Dataset rows describing interfaces
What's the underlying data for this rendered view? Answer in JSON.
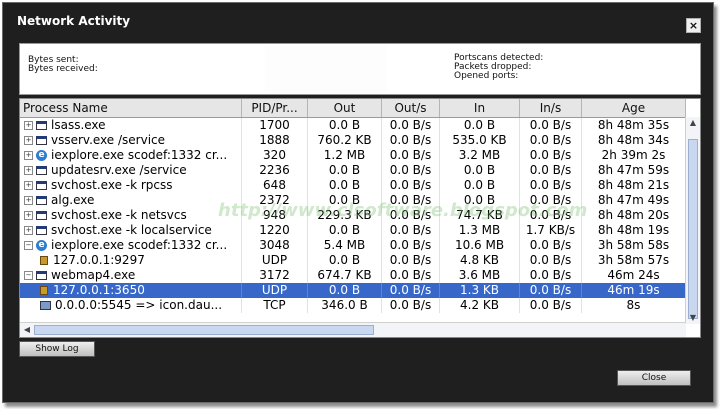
{
  "window": {
    "title": "Network Activity",
    "close_glyph": "×"
  },
  "stats": {
    "bytes_sent_label": "Bytes sent:",
    "bytes_received_label": "Bytes received:",
    "portscans_label": "Portscans detected:",
    "packets_dropped_label": "Packets dropped:",
    "opened_ports_label": "Opened ports:"
  },
  "table": {
    "columns": [
      "Process Name",
      "PID/Pr...",
      "Out",
      "Out/s",
      "In",
      "In/s",
      "Age"
    ],
    "rows": [
      {
        "name": "lsass.exe",
        "pid": "1700",
        "out": "0.0  B",
        "outs": "0.0  B/s",
        "in": "0.0  B",
        "ins": "0.0  B/s",
        "age": "8h 48m 35s",
        "icon": "process-icon",
        "expander": "+"
      },
      {
        "name": "vsserv.exe /service",
        "pid": "1888",
        "out": "760.2  KB",
        "outs": "0.0  B/s",
        "in": "535.0  KB",
        "ins": "0.0  B/s",
        "age": "8h 48m 34s",
        "icon": "process-icon",
        "expander": "+"
      },
      {
        "name": "iexplore.exe scodef:1332 cr...",
        "pid": "320",
        "out": "1.2  MB",
        "outs": "0.0  B/s",
        "in": "3.2  MB",
        "ins": "0.0  B/s",
        "age": "2h 39m 2s",
        "icon": "internet-explorer-icon",
        "expander": "+"
      },
      {
        "name": "updatesrv.exe /service",
        "pid": "2236",
        "out": "0.0  B",
        "outs": "0.0  B/s",
        "in": "0.0  B",
        "ins": "0.0  B/s",
        "age": "8h 47m 59s",
        "icon": "process-icon",
        "expander": "+"
      },
      {
        "name": "svchost.exe -k rpcss",
        "pid": "648",
        "out": "0.0  B",
        "outs": "0.0  B/s",
        "in": "0.0  B",
        "ins": "0.0  B/s",
        "age": "8h 48m 21s",
        "icon": "process-icon",
        "expander": "+"
      },
      {
        "name": "alg.exe",
        "pid": "2372",
        "out": "0.0  B",
        "outs": "0.0  B/s",
        "in": "0.0  B",
        "ins": "0.0  B/s",
        "age": "8h 47m 49s",
        "icon": "process-icon",
        "expander": "+"
      },
      {
        "name": "svchost.exe -k netsvcs",
        "pid": "948",
        "out": "229.3  KB",
        "outs": "0.0  B/s",
        "in": "74.7  KB",
        "ins": "0.0  B/s",
        "age": "8h 48m 20s",
        "icon": "process-icon",
        "expander": "+"
      },
      {
        "name": "svchost.exe -k localservice",
        "pid": "1220",
        "out": "0.0  B",
        "outs": "0.0  B/s",
        "in": "1.3  MB",
        "ins": "1.7  KB/s",
        "age": "8h 48m 19s",
        "icon": "process-icon",
        "expander": "+"
      },
      {
        "name": "iexplore.exe scodef:1332 cr...",
        "pid": "3048",
        "out": "5.4  MB",
        "outs": "0.0  B/s",
        "in": "10.6  MB",
        "ins": "0.0  B/s",
        "age": "3h 58m 58s",
        "icon": "internet-explorer-icon",
        "expander": "−"
      },
      {
        "name": "127.0.0.1:9297",
        "pid": "UDP",
        "out": "0.0  B",
        "outs": "0.0  B/s",
        "in": "4.8  KB",
        "ins": "0.0  B/s",
        "age": "3h 58m 57s",
        "icon": "lock-icon",
        "expander": ""
      },
      {
        "name": "webmap4.exe",
        "pid": "3172",
        "out": "674.7  KB",
        "outs": "0.0  B/s",
        "in": "3.6  MB",
        "ins": "0.0  B/s",
        "age": "46m 24s",
        "icon": "application-icon",
        "expander": "−"
      },
      {
        "name": "127.0.0.1:3650",
        "pid": "UDP",
        "out": "0.0  B",
        "outs": "0.0  B/s",
        "in": "1.3  KB",
        "ins": "0.0  B/s",
        "age": "46m 19s",
        "icon": "lock-icon",
        "expander": "",
        "selected": true
      },
      {
        "name": "0.0.0.0:5545 => icon.dau...",
        "pid": "TCP",
        "out": "346.0  B",
        "outs": "0.0  B/s",
        "in": "4.2  KB",
        "ins": "0.0  B/s",
        "age": "8s",
        "icon": "network-connection-icon",
        "expander": ""
      }
    ]
  },
  "buttons": {
    "show_log": "Show Log",
    "close": "Close"
  },
  "watermark": "http://www.clsoftware.blogspot.com"
}
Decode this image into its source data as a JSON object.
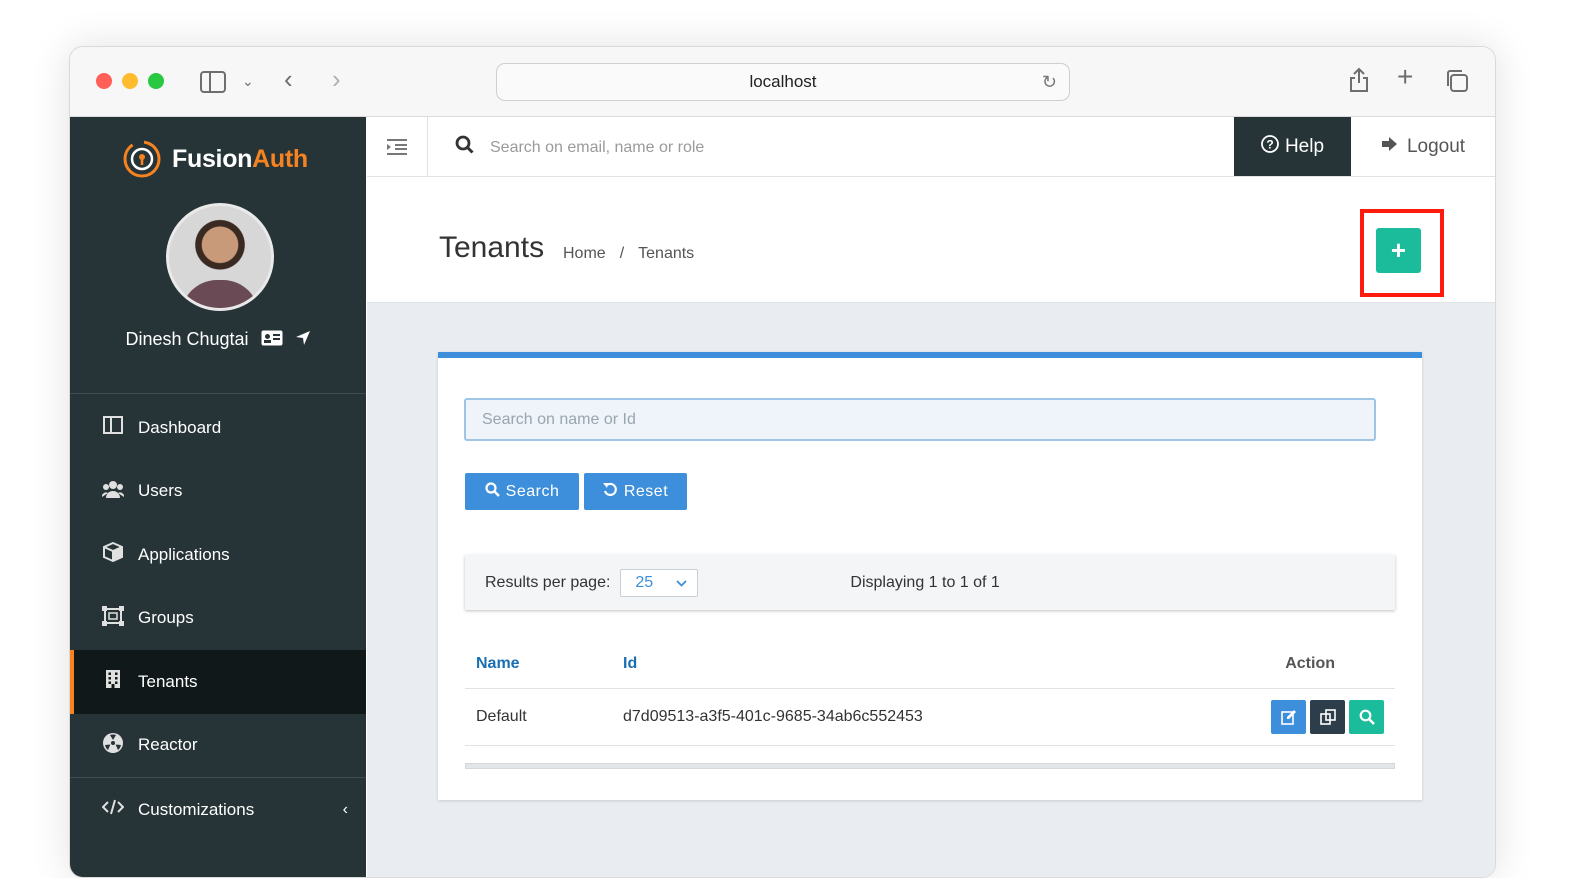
{
  "browser": {
    "url": "localhost",
    "icons": [
      "sidebar-icon",
      "chevron-down-icon",
      "back-icon",
      "forward-icon",
      "reload-icon",
      "share-icon",
      "new-tab-icon",
      "tabs-icon"
    ]
  },
  "sidebar": {
    "brand_part1": "Fusion",
    "brand_part2": "Auth",
    "user_name": "Dinesh Chugtai",
    "items": [
      {
        "label": "Dashboard",
        "icon": "dashboard-icon"
      },
      {
        "label": "Users",
        "icon": "users-icon"
      },
      {
        "label": "Applications",
        "icon": "cube-icon"
      },
      {
        "label": "Groups",
        "icon": "groups-icon"
      },
      {
        "label": "Tenants",
        "icon": "building-icon",
        "active": true
      },
      {
        "label": "Reactor",
        "icon": "reactor-icon"
      },
      {
        "label": "Customizations",
        "icon": "code-icon"
      }
    ]
  },
  "topbar": {
    "search_placeholder": "Search on email, name or role",
    "help_label": "Help",
    "logout_label": "Logout"
  },
  "page": {
    "title": "Tenants",
    "breadcrumb": [
      "Home",
      "/",
      "Tenants"
    ],
    "add_label": "+"
  },
  "panel": {
    "search_placeholder": "Search on name or Id",
    "search_button": "Search",
    "reset_button": "Reset",
    "results_per_page_label": "Results per page:",
    "results_per_page_value": "25",
    "displaying": "Displaying 1 to 1 of 1",
    "columns": [
      "Name",
      "Id",
      "Action"
    ],
    "rows": [
      {
        "name": "Default",
        "id": "d7d09513-a3f5-401c-9685-34ab6c552453"
      }
    ]
  },
  "colors": {
    "sidebar_bg": "#263337",
    "accent_orange": "#f58320",
    "primary_blue": "#3e8fdb",
    "add_green": "#1abc9c",
    "highlight_red": "#ff1a0e"
  }
}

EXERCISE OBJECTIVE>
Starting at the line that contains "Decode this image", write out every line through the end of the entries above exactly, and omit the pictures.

EXERCISE OUTPUT>
Decode this image into its source data as a JSON object.
{
  "browser": {
    "url": "localhost",
    "icons": [
      "sidebar-icon",
      "chevron-down-icon",
      "back-icon",
      "forward-icon",
      "reload-icon",
      "share-icon",
      "new-tab-icon",
      "tabs-icon"
    ]
  },
  "sidebar": {
    "brand_part1": "Fusion",
    "brand_part2": "Auth",
    "user_name": "Dinesh Chugtai",
    "items": [
      {
        "label": "Dashboard",
        "icon": "dashboard-icon"
      },
      {
        "label": "Users",
        "icon": "users-icon"
      },
      {
        "label": "Applications",
        "icon": "cube-icon"
      },
      {
        "label": "Groups",
        "icon": "groups-icon"
      },
      {
        "label": "Tenants",
        "icon": "building-icon",
        "active": true
      },
      {
        "label": "Reactor",
        "icon": "reactor-icon"
      },
      {
        "label": "Customizations",
        "icon": "code-icon"
      }
    ]
  },
  "topbar": {
    "search_placeholder": "Search on email, name or role",
    "help_label": "Help",
    "logout_label": "Logout"
  },
  "page": {
    "title": "Tenants",
    "breadcrumb": [
      "Home",
      "/",
      "Tenants"
    ],
    "add_label": "+"
  },
  "panel": {
    "search_placeholder": "Search on name or Id",
    "search_button": "Search",
    "reset_button": "Reset",
    "results_per_page_label": "Results per page:",
    "results_per_page_value": "25",
    "displaying": "Displaying 1 to 1 of 1",
    "columns": [
      "Name",
      "Id",
      "Action"
    ],
    "rows": [
      {
        "name": "Default",
        "id": "d7d09513-a3f5-401c-9685-34ab6c552453"
      }
    ]
  },
  "colors": {
    "sidebar_bg": "#263337",
    "accent_orange": "#f58320",
    "primary_blue": "#3e8fdb",
    "add_green": "#1abc9c",
    "highlight_red": "#ff1a0e"
  }
}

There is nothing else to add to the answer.